EXERCISE AIM =>
Every entry that follows needs to be repeated exactly.

***** PROVIDED INFORMATION *****

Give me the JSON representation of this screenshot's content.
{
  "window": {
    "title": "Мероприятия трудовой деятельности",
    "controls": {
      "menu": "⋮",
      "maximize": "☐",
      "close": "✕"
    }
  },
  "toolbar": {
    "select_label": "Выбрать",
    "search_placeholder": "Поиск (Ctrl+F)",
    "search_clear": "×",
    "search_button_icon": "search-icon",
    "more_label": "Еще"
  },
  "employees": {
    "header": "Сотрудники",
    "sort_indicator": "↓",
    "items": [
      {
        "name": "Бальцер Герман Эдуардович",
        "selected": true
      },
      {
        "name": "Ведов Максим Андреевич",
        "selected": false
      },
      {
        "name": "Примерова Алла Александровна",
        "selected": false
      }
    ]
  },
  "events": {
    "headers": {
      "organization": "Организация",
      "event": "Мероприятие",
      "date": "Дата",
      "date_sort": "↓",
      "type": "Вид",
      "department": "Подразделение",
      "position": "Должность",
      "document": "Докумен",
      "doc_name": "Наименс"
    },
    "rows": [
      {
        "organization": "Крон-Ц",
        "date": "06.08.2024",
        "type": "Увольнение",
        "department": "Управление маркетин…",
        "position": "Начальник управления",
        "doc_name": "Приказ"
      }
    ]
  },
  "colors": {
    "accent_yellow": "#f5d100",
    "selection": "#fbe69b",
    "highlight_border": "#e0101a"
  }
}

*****

WRITTEN RESPONSE =>
Give me the JSON representation of this screenshot's content.
{
  "window": {
    "title": "Мероприятия трудовой деятельности",
    "controls": {
      "menu": "⋮",
      "maximize": "☐",
      "close": "✕"
    }
  },
  "toolbar": {
    "select_label": "Выбрать",
    "search_placeholder": "Поиск (Ctrl+F)",
    "search_clear": "×",
    "search_button_icon": "search-icon",
    "more_label": "Еще"
  },
  "employees": {
    "header": "Сотрудники",
    "sort_indicator": "↓",
    "items": [
      {
        "name": "Бальцер Герман Эдуардович",
        "selected": true
      },
      {
        "name": "Ведов Максим Андреевич",
        "selected": false
      },
      {
        "name": "Примерова Алла Александровна",
        "selected": false
      }
    ]
  },
  "events": {
    "headers": {
      "organization": "Организация",
      "event": "Мероприятие",
      "date": "Дата",
      "date_sort": "↓",
      "type": "Вид",
      "department": "Подразделение",
      "position": "Должность",
      "document": "Докумен",
      "doc_name": "Наименс"
    },
    "rows": [
      {
        "organization": "Крон-Ц",
        "date": "06.08.2024",
        "type": "Увольнение",
        "department": "Управление маркетин…",
        "position": "Начальник управления",
        "doc_name": "Приказ"
      }
    ]
  },
  "colors": {
    "accent_yellow": "#f5d100",
    "selection": "#fbe69b",
    "highlight_border": "#e0101a"
  }
}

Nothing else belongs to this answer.